(Digital Collections) Behind The Image: Crowdsourcing A Mystery Graphic

"A Graphic Story of The Boom, The Crash and The Recovery of American Business, 1912-1936" by W.K. Cadman ca. 1936

“A Graphic Story of The Boom, The Crash and The Recovery of American Business, 1912-1936” by W.K. Cadman ca. 1936

From time to time, materials cross our desks that we just don’t have much information on, and we like to turn to you, our readers, forĀ  help. The above image is one such example, and we hope there’s at least one of you out there who could help us shed a little light on this mystery graphic from the mid-1930s.

The Facts As We Know Them

Here’s what we know about this item:

  • It was created circa 1936 by an artist named W.K. Cadman.
  • It offers a very detailed examination of the ups and downs of the American economy for a 20-year period dating from before World War I to the mid-Depression years.
  • It is not an unbiased examination of the facts. It skewers Republican Herbert Hoover’s claim that his administration’s policies would put a “chicken in every pot and a car in every garage” by switching the verbiage to claim that after the 1929 stock market crash, there were “two cars going to pot and the chickens [were] in the garage.” This leads us to believe the graphic was distributed by or at least commissioned based on the ideals of the Democratic Party.
  • It was donated to the W.R. Poage Legislative Library as part of the papers of Caso March, a Baylor alumnus and three-time candidate for Texas governor (1946, 1948, 1950). In the 1930s, March was an attorney for the Federal Power Commission and a member of the Supreme Court of Texas.
  • Its size and general appearance lead us to believe it was either an insert in or was a supplemental to a newspaper.

And that’s about the sum total of what we know for sure. You can find a little more info on Caso March at his collection’s page on the Poage website, and you can see a higher resolution version of the image in our Historic Newspapers collection.

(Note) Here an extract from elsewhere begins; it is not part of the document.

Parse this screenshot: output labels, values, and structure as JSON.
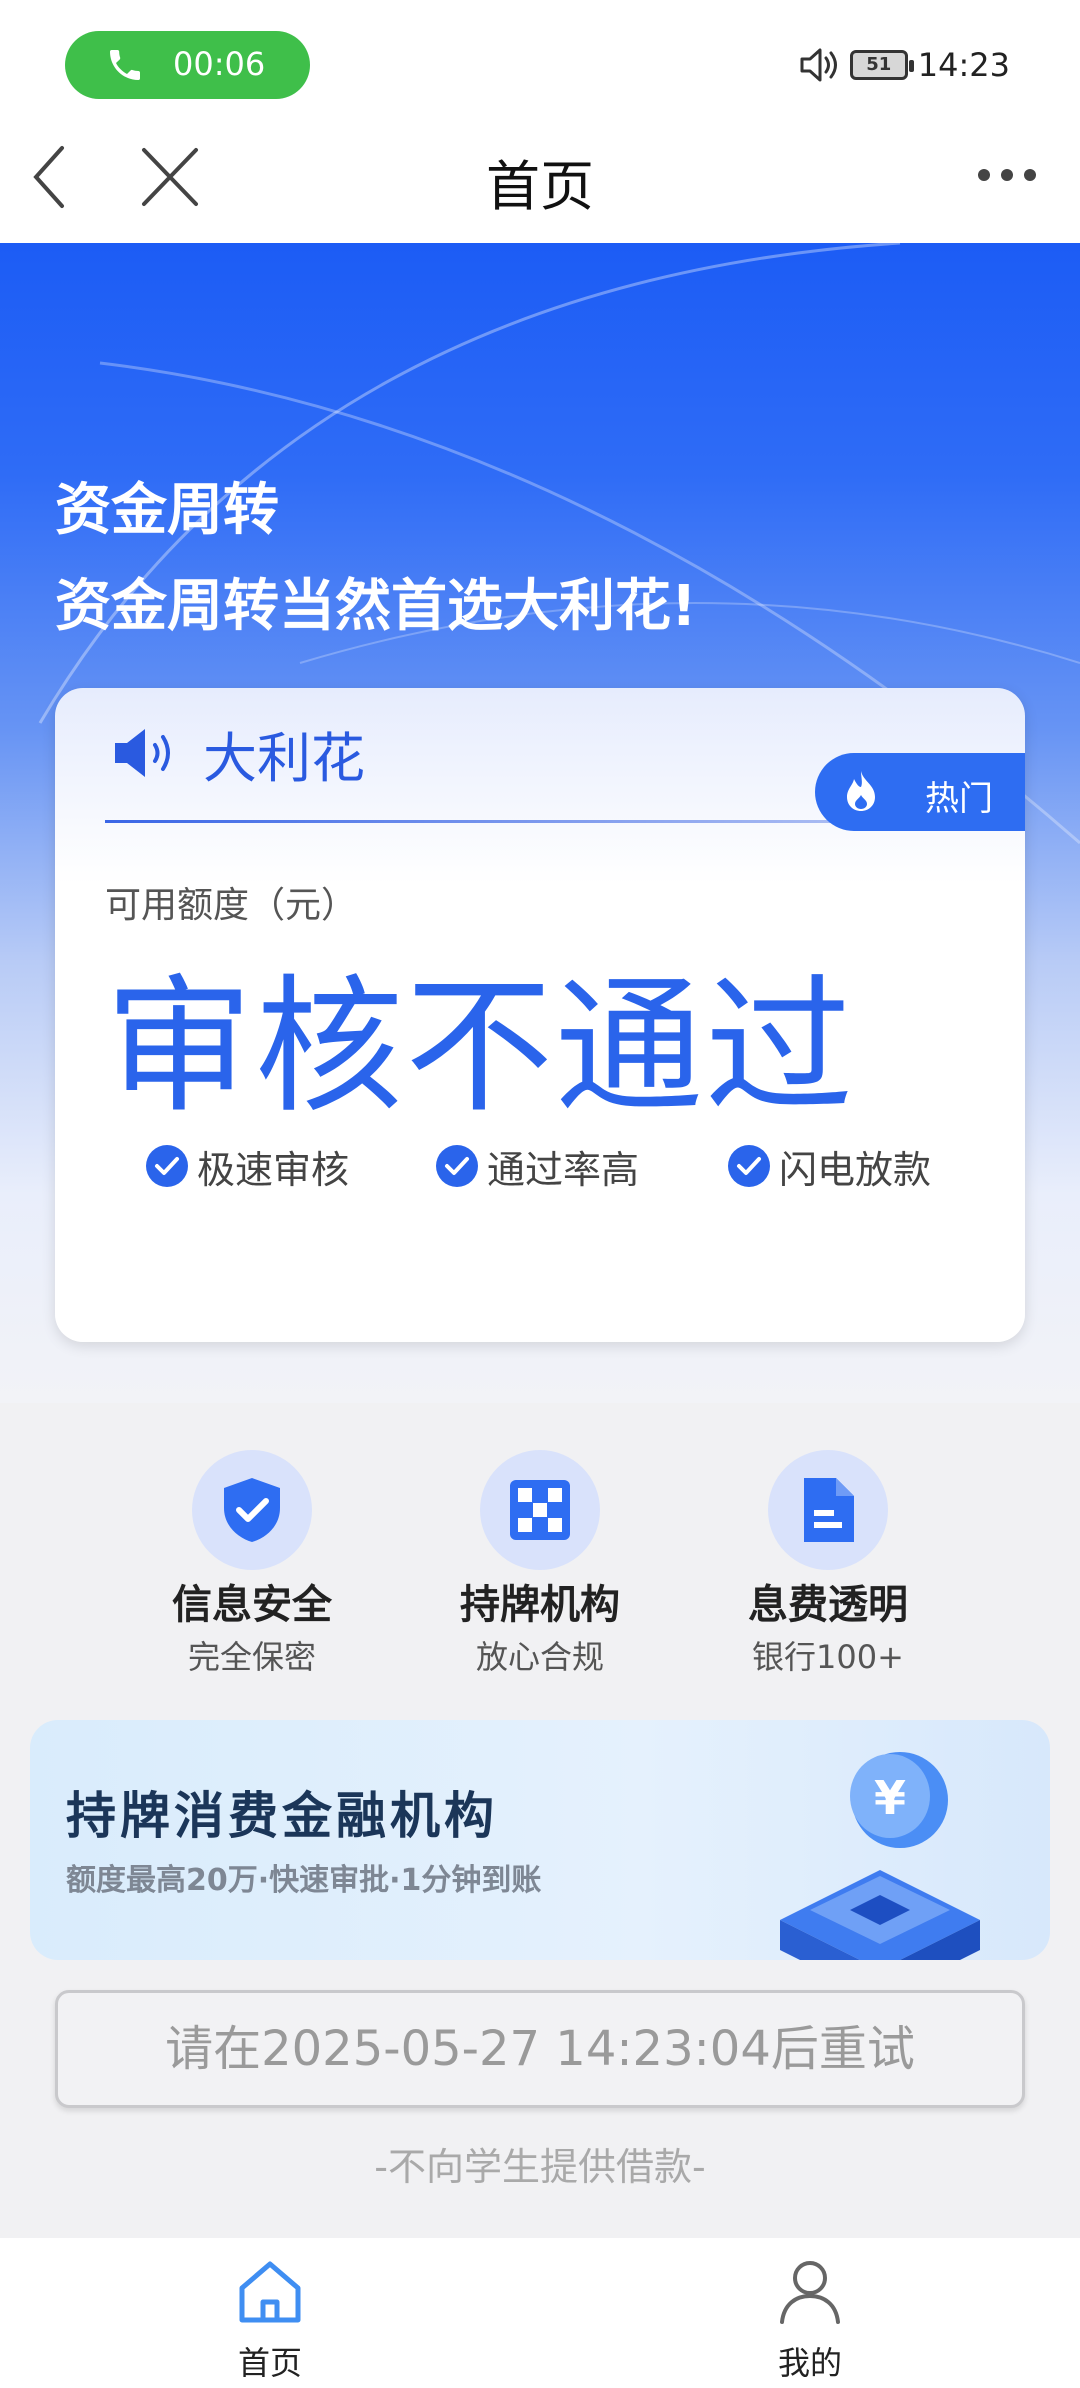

If you have more information on this piece or could point us to someone who does, drop us a line at digitalcollectionsinfo@baylor.edu or leave us a comment below!

 

Leave a Reply

Your email address will not be published. Required fields are marked *